Mar 13, 2020 - Energy & Environment

Coronavirus could drive down global oil consumption in 2020

Illustration: Aïda Amer/Axios

A number of forecasts show global oil consumption dropping this year for the first time since the financial crisis over a decade ago as the coronavirus outbreak prevents travel and stymies other economic activity.

What they're saying: The firm Rystad Energy, in a note yesterday, says it now projects global oil demand to fall by 600,000 barrels per day year-over-year — the world uses roughly 99 million barrels of oil per day — compared to 2019 levels.

  • The firm sees jet fuel demand dropping 11% this year and road fuel demand staying flat instead of growing.
  • Goldman Sachs analysts, in a note last night, now see global oil demand falling 310,000 barrels per day in 2020 compared to last year.

S&P Global Platts Analytics has a "base case" that still sees demand growth this year but also modeled a "global epidemic" scenario that shows a reduction of 975,000 barrels a day compared to last year.

The International Energy Agency estimated a drop of 90,000 barrels per day, but in their "pessimistic" case it swells to 730,000.

The bottom line: While it has long been apparent that the outbreak has thrown oil demand into reverse for the early part of 2020, analysts increasingly see the outbreak as deep and long-lasting enough to argue that oil consumption will also fall across the whole year.

Go deeper: Fueled by coronavirus, global oil demand set to drop record amount

Go deeper

OPEC-Russia oil price war escalates as Saudi Aramco announces supply increase

Data: Money.net; Chart: Andrew Witherspoon/Axios

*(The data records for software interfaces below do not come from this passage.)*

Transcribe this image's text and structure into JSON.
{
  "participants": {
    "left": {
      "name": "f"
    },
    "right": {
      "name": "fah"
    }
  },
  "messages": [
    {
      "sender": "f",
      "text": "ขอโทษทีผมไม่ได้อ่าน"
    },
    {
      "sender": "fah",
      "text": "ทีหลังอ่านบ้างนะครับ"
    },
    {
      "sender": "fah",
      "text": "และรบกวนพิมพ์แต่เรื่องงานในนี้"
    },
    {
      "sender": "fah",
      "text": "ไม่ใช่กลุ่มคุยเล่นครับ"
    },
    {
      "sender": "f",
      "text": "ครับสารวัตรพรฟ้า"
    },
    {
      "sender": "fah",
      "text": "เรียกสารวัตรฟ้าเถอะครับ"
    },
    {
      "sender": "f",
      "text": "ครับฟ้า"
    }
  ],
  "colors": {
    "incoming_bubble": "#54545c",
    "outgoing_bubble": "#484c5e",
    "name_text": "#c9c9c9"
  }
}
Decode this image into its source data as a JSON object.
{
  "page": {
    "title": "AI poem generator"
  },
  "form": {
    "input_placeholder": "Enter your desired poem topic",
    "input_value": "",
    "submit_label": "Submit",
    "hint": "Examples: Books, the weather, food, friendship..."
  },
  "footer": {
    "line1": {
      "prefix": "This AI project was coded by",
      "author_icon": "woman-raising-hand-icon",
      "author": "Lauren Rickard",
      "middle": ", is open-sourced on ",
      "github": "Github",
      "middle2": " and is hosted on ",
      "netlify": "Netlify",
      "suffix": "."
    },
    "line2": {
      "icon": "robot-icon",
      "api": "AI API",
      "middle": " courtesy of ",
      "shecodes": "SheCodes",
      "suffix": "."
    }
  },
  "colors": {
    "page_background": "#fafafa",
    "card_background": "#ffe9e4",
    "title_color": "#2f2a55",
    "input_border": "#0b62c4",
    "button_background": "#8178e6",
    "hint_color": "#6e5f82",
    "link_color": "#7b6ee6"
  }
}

The new oil price war escalated Tuesday as Saudi state oil giant Aramco announced, per reports in Reuters and elsewhere, that it plans to supply the market with 12.3 million barrels per day starting next month.

Why it matters: The increase underscores how the lunge for market share with the collapse of the OPEC+ agreement is going to create financial pain and problems for producers and governments worldwide.

The fallout from oil's collapse

Data: Yahoo Finance; Chart: Axios Visuals

ExxonMobil, citing an "unprecedented environment," said last night that it plans to "significantly" cut spending in light of the coronavirus and the collapse in oil prices.

Why it matters: The oil giant's announcement is the latest sign of how deeply the upended market is affecting the sector.

Trump to buy oil for nation’s strategic reserves

President Trump. Photo: The Washington Post / Contributor

President Trump will direct the Energy Department to buy oil for the nation’s strategic stockpile to boost prices and help the oil industry reeling after the market’s historic collapse this week.

The big picture: America’s Strategic Petroleum Reserve was created in the 1970s to ensure the U.S. has oil in case of an emergency. Today, Trump is buying oil for the reserve because of an emergency.